With the departure of telephone booths from the landscape, the only publicly available spare-change-finding opportunity now is collecting and redeeming deposit bottles and cans (unless you follow my other tip). But you probably also have one or both of these other two auxiliary revenue sources in your own home:
Tip #1: Reclaim Remnant Visa/MC/Amex/etc Gift Cards
Remember that prepaid card someone gave you for a birthday/wedding/office bonus/etc? It was probably for a full dollar amount ($25/$50/$100 etc). You used it until you couldn’t find something that cost exactly what remained on the card ($1.03?!), then tossed it into a bag or drawer and forgot about it.
Pull it out and do this (assuming it is a general card like Visa, not a store-specific card like Stop & Shop):
1. If you don’t know how much, if any, remaining value it has read its fine print for the website or phone # you can use to find out, and do that (re-check even if you think it’s all gone – you can recover ANY amount of at least 15 cents!). If the website gives you an option to register the card with your name and address, do that. If they give specific instructions for how to use it on a website, read that.
2. Log into your Amazon account and go to the page for purchasing an Amazon gift card and sending by email.
3. Choose a random card type, enter the exact amount remaining on your remnant gift card, put in one of your own email addresses as the recipient, click “add to order” and “proceed to checkout”.
4. If you haven’t sent an Amazon gift card to that email address before, you will be immediately directed to a request to enter a new credit card; if this doesn’t happen just go to the “manage payment options” link for your account.
5. In either case, enter the remnant gift card information as a new credit card. The card doesn’t have your name embossed on it, so enter something in the name field to identify it as a gift card you’ll want to delete later, e.g., “Betty Giftcard”
6. Complete the checkout by choosing to pay for the Amazon gift card with the remnant gift card.
7. When you receive the Amazon gift code via email, return to the site and use Apply Gift Card To your Account to add that amount for use the next time you shop. Also go into “manage payment options” and delete the now totally drained remnant gift card.
Tip #2: Spare Change Conversion

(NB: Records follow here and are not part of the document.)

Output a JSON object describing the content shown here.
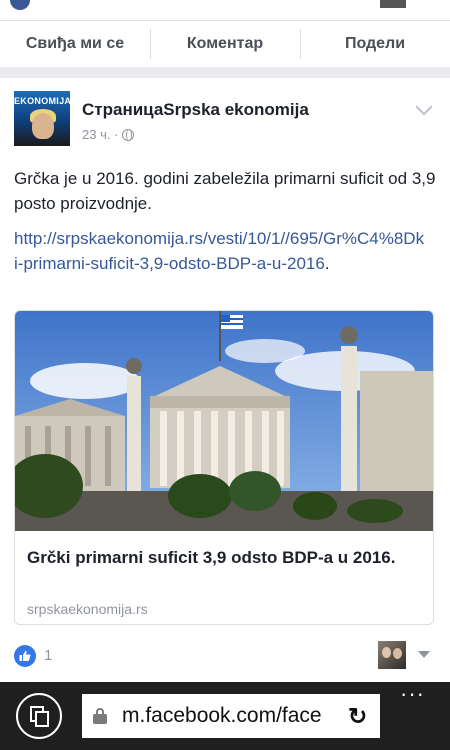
{
  "actions": {
    "like_label": "Свиђа ми се",
    "comment_label": "Коментар",
    "share_label": "Подели"
  },
  "post": {
    "avatar_text": "EKONOMIJA",
    "author": "СтраницаSrpska ekonomija",
    "time": "23 ч. ·",
    "text": "Grčka je u 2016. godini zabeležila primarni suficit od 3,9 posto proizvodnje.",
    "link": "http://srpskaekonomija.rs/vesti/10/1//695/Gr%C4%8Dki-primarni-suficit-3,9-odsto-BDP-a-u-2016",
    "link_period": ".",
    "preview": {
      "title": "Grčki primarni suficit 3,9 odsto BDP-a u 2016.",
      "domain": "srpskaekonomija.rs"
    },
    "like_count": "1"
  },
  "browser": {
    "url": "m.facebook.com/face"
  },
  "colors": {
    "link": "#365899",
    "like_blue": "#3578e5",
    "browser_bar": "#1f1f1f"
  }
}
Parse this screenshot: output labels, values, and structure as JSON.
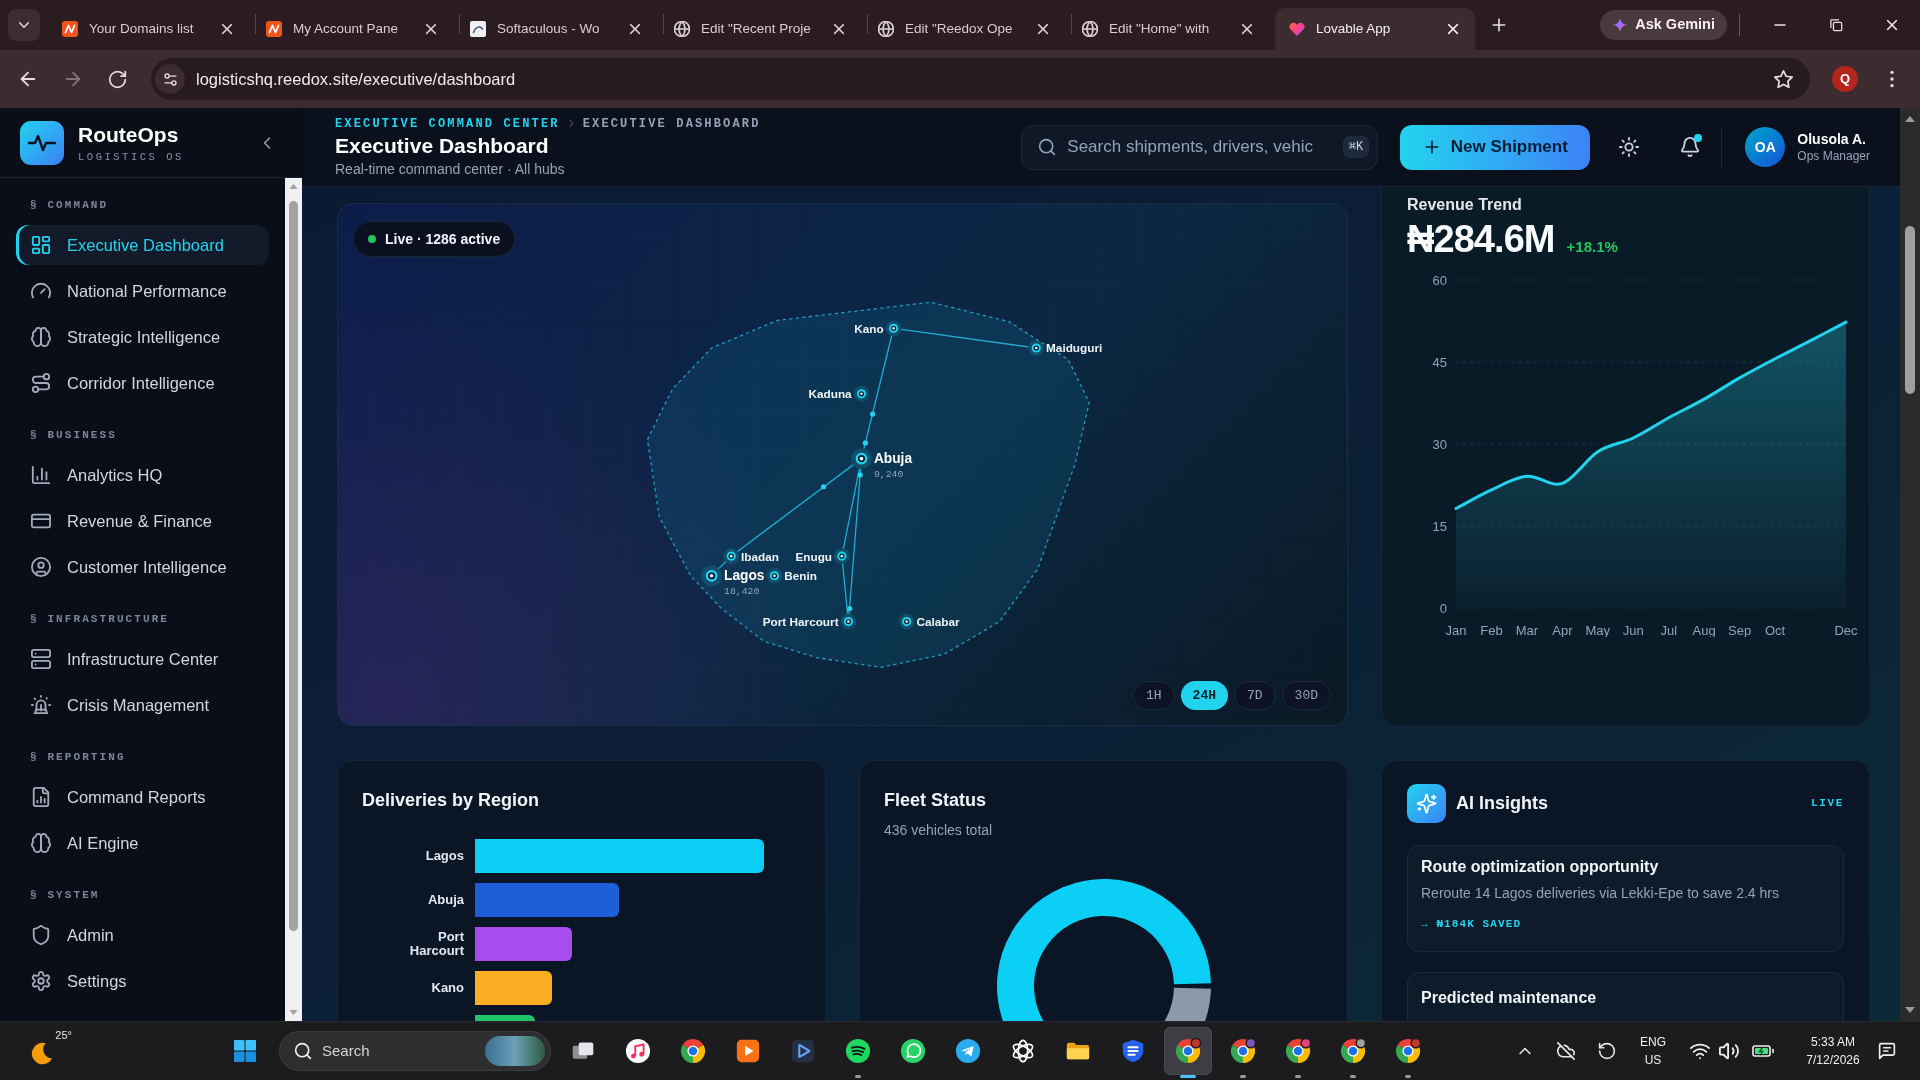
{
  "browser": {
    "tabs": [
      {
        "title": "Your Domains list",
        "selected": false
      },
      {
        "title": "My Account Pane",
        "selected": false
      },
      {
        "title": "Softaculous - Wo",
        "selected": false
      },
      {
        "title": "Edit \"Recent Proje",
        "selected": false
      },
      {
        "title": "Edit \"Reedox Ope",
        "selected": false
      },
      {
        "title": "Edit \"Home\" with",
        "selected": false
      },
      {
        "title": "Lovable App",
        "selected": true
      }
    ],
    "gemini_button": "Ask Gemini",
    "url": "logisticshq.reedox.site/executive/dashboard",
    "profile_initial": "Q"
  },
  "sidebar": {
    "brand": "RouteOps",
    "tagline": "LOGISTICS OS",
    "sections": [
      {
        "title": "§ COMMAND",
        "items": [
          {
            "label": "Executive Dashboard",
            "selected": true
          },
          {
            "label": "National Performance",
            "selected": false
          },
          {
            "label": "Strategic Intelligence",
            "selected": false
          },
          {
            "label": "Corridor Intelligence",
            "selected": false
          }
        ]
      },
      {
        "title": "§ BUSINESS",
        "items": [
          {
            "label": "Analytics HQ",
            "selected": false
          },
          {
            "label": "Revenue & Finance",
            "selected": false
          },
          {
            "label": "Customer Intelligence",
            "selected": false
          }
        ]
      },
      {
        "title": "§ INFRASTRUCTURE",
        "items": [
          {
            "label": "Infrastructure Center",
            "selected": false
          },
          {
            "label": "Crisis Management",
            "selected": false
          }
        ]
      },
      {
        "title": "§ REPORTING",
        "items": [
          {
            "label": "Command Reports",
            "selected": false
          },
          {
            "label": "AI Engine",
            "selected": false
          }
        ]
      },
      {
        "title": "§ SYSTEM",
        "items": [
          {
            "label": "Admin",
            "selected": false
          },
          {
            "label": "Settings",
            "selected": false
          }
        ]
      }
    ]
  },
  "header": {
    "breadcrumb": [
      "EXECUTIVE COMMAND CENTER",
      "EXECUTIVE DASHBOARD"
    ],
    "title": "Executive Dashboard",
    "subtitle": "Real-time command center · All hubs",
    "search": {
      "placeholder": "Search shipments, drivers, vehic",
      "shortcut": "⌘K"
    },
    "new_button": "New Shipment",
    "notifications": {
      "unread": true
    },
    "user": {
      "initials": "OA",
      "name": "Olusola A.",
      "role": "Ops Manager"
    }
  },
  "map": {
    "live": {
      "label": "Live · 1286 active",
      "on": true
    },
    "cities": [
      {
        "name": "Kano",
        "kind": "city"
      },
      {
        "name": "Maiduguri",
        "kind": "city"
      },
      {
        "name": "Kaduna",
        "kind": "city"
      },
      {
        "name": "Abuja",
        "kind": "hub",
        "count": "9,240"
      },
      {
        "name": "Ibadan",
        "kind": "city"
      },
      {
        "name": "Lagos",
        "kind": "hub",
        "count": "18,420"
      },
      {
        "name": "Benin",
        "kind": "city"
      },
      {
        "name": "Enugu",
        "kind": "city"
      },
      {
        "name": "Port Harcourt",
        "kind": "city"
      },
      {
        "name": "Calabar",
        "kind": "city"
      }
    ],
    "ranges": [
      {
        "label": "1H",
        "selected": false
      },
      {
        "label": "24H",
        "selected": true
      },
      {
        "label": "7D",
        "selected": false
      },
      {
        "label": "30D",
        "selected": false
      }
    ]
  },
  "revenue": {
    "title": "Revenue Trend",
    "amount": "₦284.6M",
    "change": "+18.1%",
    "chart_data": {
      "type": "area",
      "categories": [
        "Jan",
        "Feb",
        "Mar",
        "Apr",
        "May",
        "Jun",
        "Jul",
        "Aug",
        "Sep",
        "Oct",
        null,
        "Dec"
      ],
      "series": [
        {
          "color": "#22d3ee",
          "values": [
            18.2,
            21.6,
            24.1,
            22.8,
            28.6,
            31.1,
            34.8,
            38.2,
            42.1,
            45.6,
            48.9,
            52.3
          ]
        }
      ],
      "ylim": [
        0,
        60
      ],
      "yticks": [
        0,
        15,
        30,
        45,
        60
      ],
      "grid": true
    }
  },
  "deliveries": {
    "title": "Deliveries by Region",
    "regions": [
      {
        "label": "Lagos",
        "color": "#0ccff5"
      },
      {
        "label": "Abuja",
        "color": "#1d5fd8"
      },
      {
        "label": "Port Harcourt",
        "color": "#a64df0"
      },
      {
        "label": "Kano",
        "color": "#f9ad22"
      },
      {
        "color": "#20c26a"
      }
    ]
  },
  "fleet": {
    "title": "Fleet Status",
    "subtitle": "436 vehicles total"
  },
  "insights": {
    "title": "AI Insights",
    "badge": "LIVE",
    "items": [
      {
        "title": "Route optimization opportunity",
        "description": "Reroute 14 Lagos deliveries via Lekki-Epe to save 2.4 hrs",
        "impact": "→ ₦184K SAVED"
      },
      {
        "title": "Predicted maintenance"
      }
    ]
  },
  "taskbar": {
    "weather": "25°",
    "search": "Search",
    "apps": [
      {
        "running": false,
        "selected": false
      },
      {
        "running": false,
        "selected": false
      },
      {
        "running": false,
        "selected": false
      },
      {
        "running": false,
        "selected": false
      },
      {
        "running": true,
        "selected": false
      },
      {
        "running": false,
        "selected": false
      },
      {
        "running": false,
        "selected": false
      },
      {
        "running": false,
        "selected": false
      },
      {
        "running": false,
        "selected": false
      },
      {
        "running": false,
        "selected": false
      },
      {
        "running": true,
        "selected": true
      },
      {
        "running": true,
        "selected": false
      },
      {
        "running": true,
        "selected": false
      },
      {
        "running": true,
        "selected": false
      },
      {
        "running": true,
        "selected": false
      }
    ],
    "language": [
      "ENG",
      "US"
    ],
    "time": "5:33 AM",
    "date": "7/12/2026"
  }
}
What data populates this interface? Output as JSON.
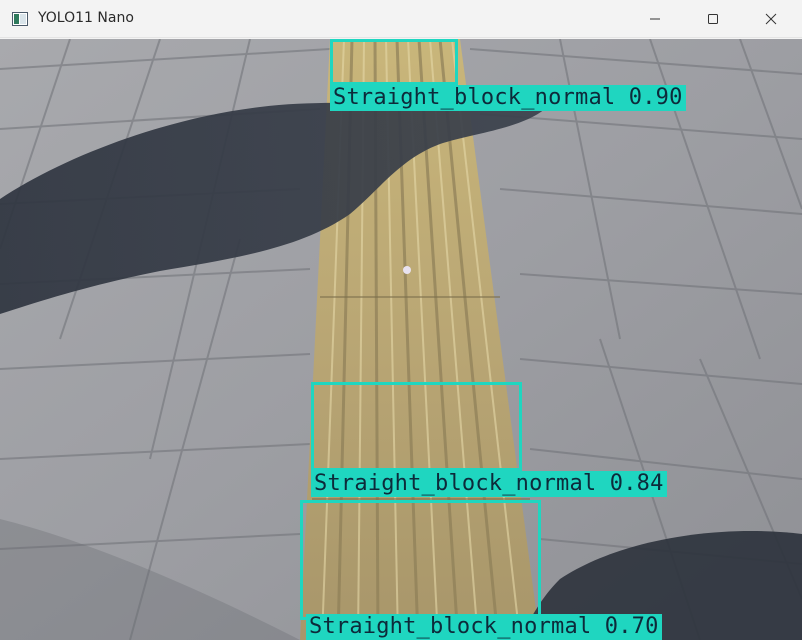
{
  "window": {
    "title": "YOLO11 Nano",
    "icons": {
      "app": "app-window-icon",
      "minimize": "minimize-icon",
      "maximize": "maximize-icon",
      "close": "close-icon"
    }
  },
  "colors": {
    "detection": "#1fd6c0",
    "label_text": "#0d2a3a"
  },
  "detections": [
    {
      "class_name": "Straight_block_normal",
      "confidence": "0.90",
      "label": "Straight_block_normal 0.90"
    },
    {
      "class_name": "Straight_block_normal",
      "confidence": "0.84",
      "label": "Straight_block_normal 0.84"
    },
    {
      "class_name": "Straight_block_normal",
      "confidence": "0.70",
      "label": "Straight_block_normal 0.70"
    }
  ]
}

Sure, you could take that jar of random coins to a bank, when it’s open, stand in line forever, and annoy the one bank clerk and everyone else behind you because you know that the CoinStar machine at the supermarket will take nearly 10% of the amount to give you back bills… But did you know you can avoid that fee?!
In Massachusetts (and probably other locations, but check your local machine first as their site says “select locations”) coin counting is free if you convert your change to a nationally-branded gift card or eCertificate.
Here again my personal choice is to get an Amazon gift code, but you may prefer other choices like a gift card for the grocery store in which the machine is located, iTunes credit, etc. Just use the machine to count your coins, then select the type of gift code you want to receive and it’s printed out on the receipt ready for you to enter into your Amazon or other account and receive the full amount of the coins.